▸ **Aim of the task**
Which lines of the records below contain the word "selected"? Report each of them in full.

Extracted data entries
###

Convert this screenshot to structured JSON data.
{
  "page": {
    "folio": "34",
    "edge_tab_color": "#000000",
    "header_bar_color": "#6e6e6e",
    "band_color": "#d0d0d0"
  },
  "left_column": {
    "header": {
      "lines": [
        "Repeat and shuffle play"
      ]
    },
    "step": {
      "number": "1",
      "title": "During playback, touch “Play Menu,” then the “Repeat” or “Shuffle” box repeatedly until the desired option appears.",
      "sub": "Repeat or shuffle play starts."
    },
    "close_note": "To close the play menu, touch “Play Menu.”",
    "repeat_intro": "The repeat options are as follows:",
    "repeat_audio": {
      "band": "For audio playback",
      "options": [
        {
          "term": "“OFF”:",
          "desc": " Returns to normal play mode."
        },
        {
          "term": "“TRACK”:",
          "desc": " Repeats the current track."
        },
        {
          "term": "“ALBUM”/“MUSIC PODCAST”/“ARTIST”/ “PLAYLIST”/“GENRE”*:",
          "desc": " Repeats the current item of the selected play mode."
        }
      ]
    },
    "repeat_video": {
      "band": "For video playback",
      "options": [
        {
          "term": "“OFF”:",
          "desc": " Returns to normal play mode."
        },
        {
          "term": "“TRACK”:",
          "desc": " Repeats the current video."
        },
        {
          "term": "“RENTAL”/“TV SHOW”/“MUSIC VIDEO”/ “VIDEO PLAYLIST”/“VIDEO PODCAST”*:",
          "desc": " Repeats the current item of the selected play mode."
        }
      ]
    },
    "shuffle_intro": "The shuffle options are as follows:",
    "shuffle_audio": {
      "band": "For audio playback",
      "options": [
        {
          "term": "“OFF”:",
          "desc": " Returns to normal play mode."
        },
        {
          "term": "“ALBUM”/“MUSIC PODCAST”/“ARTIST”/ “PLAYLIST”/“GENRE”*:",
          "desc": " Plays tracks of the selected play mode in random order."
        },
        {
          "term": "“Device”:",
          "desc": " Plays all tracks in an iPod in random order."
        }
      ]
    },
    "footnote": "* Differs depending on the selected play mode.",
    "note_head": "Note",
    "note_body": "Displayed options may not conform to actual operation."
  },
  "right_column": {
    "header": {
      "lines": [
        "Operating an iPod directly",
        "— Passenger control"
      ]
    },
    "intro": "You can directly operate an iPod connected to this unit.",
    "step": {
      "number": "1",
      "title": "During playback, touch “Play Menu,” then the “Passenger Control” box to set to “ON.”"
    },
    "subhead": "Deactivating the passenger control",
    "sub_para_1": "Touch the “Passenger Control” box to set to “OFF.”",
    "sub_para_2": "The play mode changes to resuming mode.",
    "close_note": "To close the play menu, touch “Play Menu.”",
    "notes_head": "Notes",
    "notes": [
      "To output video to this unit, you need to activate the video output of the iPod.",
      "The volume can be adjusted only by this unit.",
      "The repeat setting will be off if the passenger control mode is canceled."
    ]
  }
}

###

▸ **Finished task**
          "desc": " Repeats the current item of the selected play mode."
          "desc": " Repeats the current item of the selected play mode."
          "desc": " Plays tracks of the selected play mode in random order."
    "footnote": "* Differs depending on the selected play mode.",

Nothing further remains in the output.